Leave the pictures out and repeat the rest of the data below exactly.

▶ [Records for this task]:
BEGIN
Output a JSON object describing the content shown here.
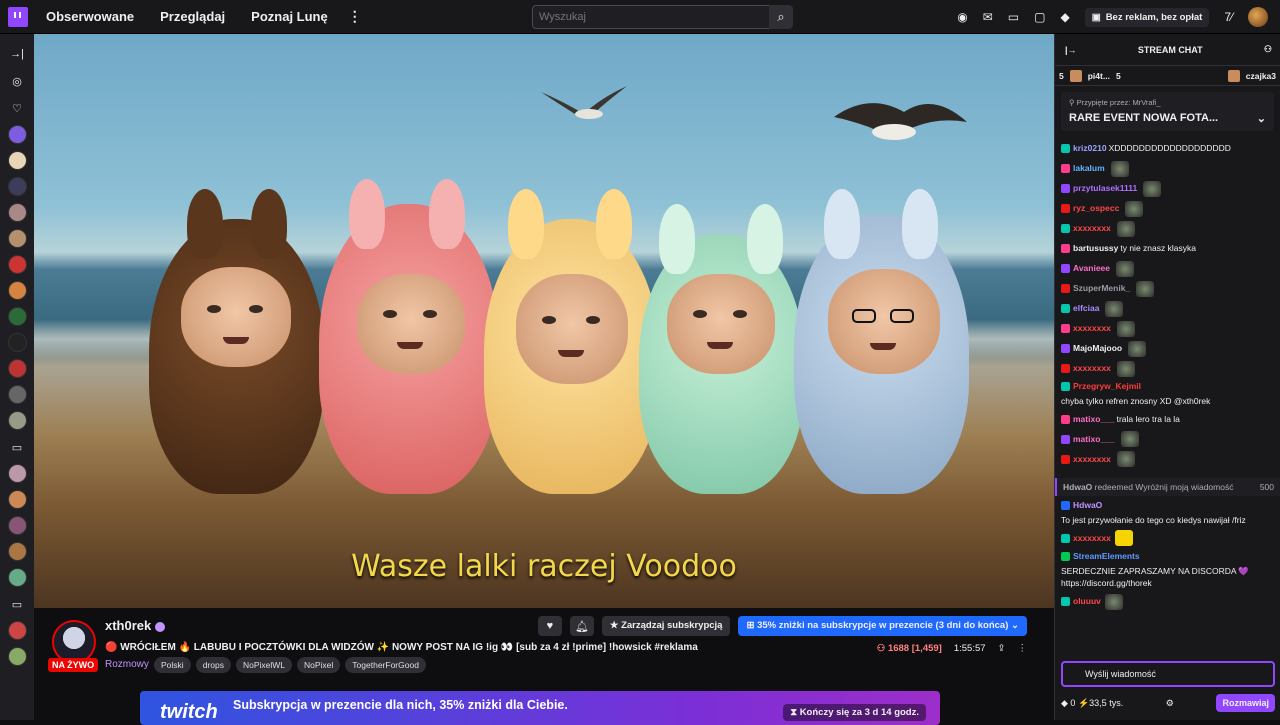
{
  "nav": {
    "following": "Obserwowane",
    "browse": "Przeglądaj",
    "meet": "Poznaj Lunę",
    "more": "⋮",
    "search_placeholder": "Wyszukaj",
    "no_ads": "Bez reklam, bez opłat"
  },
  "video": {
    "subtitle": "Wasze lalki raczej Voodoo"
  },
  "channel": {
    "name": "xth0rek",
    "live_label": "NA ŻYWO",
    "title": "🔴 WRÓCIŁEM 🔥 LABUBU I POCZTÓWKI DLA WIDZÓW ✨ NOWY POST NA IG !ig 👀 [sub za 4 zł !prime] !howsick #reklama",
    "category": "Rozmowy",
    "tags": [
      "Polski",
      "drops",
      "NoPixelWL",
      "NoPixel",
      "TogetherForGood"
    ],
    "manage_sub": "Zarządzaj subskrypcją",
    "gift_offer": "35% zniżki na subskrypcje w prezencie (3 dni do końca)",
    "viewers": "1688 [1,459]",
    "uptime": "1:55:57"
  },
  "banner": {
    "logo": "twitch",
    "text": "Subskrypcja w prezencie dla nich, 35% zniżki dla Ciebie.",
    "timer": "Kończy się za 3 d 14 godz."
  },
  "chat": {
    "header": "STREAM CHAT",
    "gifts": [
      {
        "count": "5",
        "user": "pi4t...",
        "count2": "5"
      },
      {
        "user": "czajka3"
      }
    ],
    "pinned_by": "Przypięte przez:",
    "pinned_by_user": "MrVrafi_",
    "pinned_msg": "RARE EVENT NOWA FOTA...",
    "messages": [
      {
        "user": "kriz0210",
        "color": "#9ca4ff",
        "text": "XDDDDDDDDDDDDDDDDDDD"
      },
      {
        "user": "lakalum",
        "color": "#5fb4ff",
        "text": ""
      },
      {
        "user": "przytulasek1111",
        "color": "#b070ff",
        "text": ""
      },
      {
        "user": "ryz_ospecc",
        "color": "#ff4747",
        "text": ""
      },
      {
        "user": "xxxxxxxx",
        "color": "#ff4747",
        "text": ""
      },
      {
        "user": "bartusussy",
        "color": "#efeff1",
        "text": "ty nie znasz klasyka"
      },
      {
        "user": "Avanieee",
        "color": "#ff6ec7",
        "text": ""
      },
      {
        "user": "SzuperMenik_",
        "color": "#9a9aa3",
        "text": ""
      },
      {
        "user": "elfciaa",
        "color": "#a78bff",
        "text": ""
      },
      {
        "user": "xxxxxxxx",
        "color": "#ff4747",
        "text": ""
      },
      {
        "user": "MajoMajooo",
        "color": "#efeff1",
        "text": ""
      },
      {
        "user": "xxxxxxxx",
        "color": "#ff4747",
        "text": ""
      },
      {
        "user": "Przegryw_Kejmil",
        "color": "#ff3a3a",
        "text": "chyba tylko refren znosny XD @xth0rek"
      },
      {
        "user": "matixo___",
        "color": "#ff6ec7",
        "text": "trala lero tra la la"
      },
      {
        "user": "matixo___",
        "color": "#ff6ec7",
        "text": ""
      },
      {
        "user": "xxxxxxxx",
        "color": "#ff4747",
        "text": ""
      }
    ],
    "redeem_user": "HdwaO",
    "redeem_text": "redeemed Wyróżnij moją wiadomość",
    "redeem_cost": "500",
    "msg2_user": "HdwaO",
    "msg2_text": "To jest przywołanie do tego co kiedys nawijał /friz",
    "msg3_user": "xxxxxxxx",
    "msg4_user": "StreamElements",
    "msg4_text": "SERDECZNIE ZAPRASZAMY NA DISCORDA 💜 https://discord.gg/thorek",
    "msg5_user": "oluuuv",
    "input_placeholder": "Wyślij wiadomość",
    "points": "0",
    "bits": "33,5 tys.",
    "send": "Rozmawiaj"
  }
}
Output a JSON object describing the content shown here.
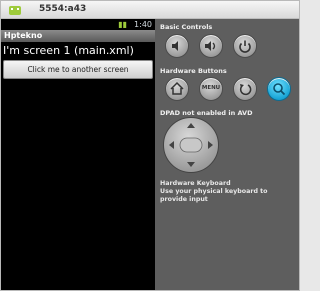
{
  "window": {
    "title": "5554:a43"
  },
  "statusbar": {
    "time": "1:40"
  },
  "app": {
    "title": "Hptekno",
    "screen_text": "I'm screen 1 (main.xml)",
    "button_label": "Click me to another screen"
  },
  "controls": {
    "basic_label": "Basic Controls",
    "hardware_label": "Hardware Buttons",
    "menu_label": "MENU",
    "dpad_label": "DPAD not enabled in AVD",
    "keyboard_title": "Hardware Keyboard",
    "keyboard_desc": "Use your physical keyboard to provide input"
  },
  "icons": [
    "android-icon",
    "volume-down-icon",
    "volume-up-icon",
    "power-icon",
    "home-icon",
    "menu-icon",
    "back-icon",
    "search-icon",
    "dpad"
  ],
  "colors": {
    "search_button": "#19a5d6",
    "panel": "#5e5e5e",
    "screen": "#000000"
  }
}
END
▶ [Result below]:
Output a JSON object describing the content shown here.
{
  "nav": {
    "following": "Obserwowane",
    "browse": "Przeglądaj",
    "meet": "Poznaj Lunę",
    "more": "⋮",
    "search_placeholder": "Wyszukaj",
    "no_ads": "Bez reklam, bez opłat"
  },
  "video": {
    "subtitle": "Wasze lalki raczej Voodoo"
  },
  "channel": {
    "name": "xth0rek",
    "live_label": "NA ŻYWO",
    "title": "🔴 WRÓCIŁEM 🔥 LABUBU I POCZTÓWKI DLA WIDZÓW ✨ NOWY POST NA IG !ig 👀 [sub za 4 zł !prime] !howsick #reklama",
    "category": "Rozmowy",
    "tags": [
      "Polski",
      "drops",
      "NoPixelWL",
      "NoPixel",
      "TogetherForGood"
    ],
    "manage_sub": "Zarządzaj subskrypcją",
    "gift_offer": "35% zniżki na subskrypcje w prezencie (3 dni do końca)",
    "viewers": "1688 [1,459]",
    "uptime": "1:55:57"
  },
  "banner": {
    "logo": "twitch",
    "text": "Subskrypcja w prezencie dla nich, 35% zniżki dla Ciebie.",
    "timer": "Kończy się za 3 d 14 godz."
  },
  "chat": {
    "header": "STREAM CHAT",
    "gifts": [
      {
        "count": "5",
        "user": "pi4t...",
        "count2": "5"
      },
      {
        "user": "czajka3"
      }
    ],
    "pinned_by": "Przypięte przez:",
    "pinned_by_user": "MrVrafi_",
    "pinned_msg": "RARE EVENT NOWA FOTA...",
    "messages": [
      {
        "user": "kriz0210",
        "color": "#9ca4ff",
        "text": "XDDDDDDDDDDDDDDDDDDD"
      },
      {
        "user": "lakalum",
        "color": "#5fb4ff",
        "text": ""
      },
      {
        "user": "przytulasek1111",
        "color": "#b070ff",
        "text": ""
      },
      {
        "user": "ryz_ospecc",
        "color": "#ff4747",
        "text": ""
      },
      {
        "user": "xxxxxxxx",
        "color": "#ff4747",
        "text": ""
      },
      {
        "user": "bartusussy",
        "color": "#efeff1",
        "text": "ty nie znasz klasyka"
      },
      {
        "user": "Avanieee",
        "color": "#ff6ec7",
        "text": ""
      },
      {
        "user": "SzuperMenik_",
        "color": "#9a9aa3",
        "text": ""
      },
      {
        "user": "elfciaa",
        "color": "#a78bff",
        "text": ""
      },
      {
        "user": "xxxxxxxx",
        "color": "#ff4747",
        "text": ""
      },
      {
        "user": "MajoMajooo",
        "color": "#efeff1",
        "text": ""
      },
      {
        "user": "xxxxxxxx",
        "color": "#ff4747",
        "text": ""
      },
      {
        "user": "Przegryw_Kejmil",
        "color": "#ff3a3a",
        "text": "chyba tylko refren znosny XD @xth0rek"
      },
      {
        "user": "matixo___",
        "color": "#ff6ec7",
        "text": "trala lero tra la la"
      },
      {
        "user": "matixo___",
        "color": "#ff6ec7",
        "text": ""
      },
      {
        "user": "xxxxxxxx",
        "color": "#ff4747",
        "text": ""
      }
    ],
    "redeem_user": "HdwaO",
    "redeem_text": "redeemed Wyróżnij moją wiadomość",
    "redeem_cost": "500",
    "msg2_user": "HdwaO",
    "msg2_text": "To jest przywołanie do tego co kiedys nawijał /friz",
    "msg3_user": "xxxxxxxx",
    "msg4_user": "StreamElements",
    "msg4_text": "SERDECZNIE ZAPRASZAMY NA DISCORDA 💜 https://discord.gg/thorek",
    "msg5_user": "oluuuv",
    "input_placeholder": "Wyślij wiadomość",
    "points": "0",
    "bits": "33,5 tys.",
    "send": "Rozmawiaj"
  }
}
Output a JSON object describing the content shown here.
{
  "window": {
    "title": "5554:a43"
  },
  "statusbar": {
    "time": "1:40"
  },
  "app": {
    "title": "Hptekno",
    "screen_text": "I'm screen 1 (main.xml)",
    "button_label": "Click me to another screen"
  },
  "controls": {
    "basic_label": "Basic Controls",
    "hardware_label": "Hardware Buttons",
    "menu_label": "MENU",
    "dpad_label": "DPAD not enabled in AVD",
    "keyboard_title": "Hardware Keyboard",
    "keyboard_desc": "Use your physical keyboard to provide input"
  },
  "icons": [
    "android-icon",
    "volume-down-icon",
    "volume-up-icon",
    "power-icon",
    "home-icon",
    "menu-icon",
    "back-icon",
    "search-icon",
    "dpad"
  ],
  "colors": {
    "search_button": "#19a5d6",
    "panel": "#5e5e5e",
    "screen": "#000000"
  }
}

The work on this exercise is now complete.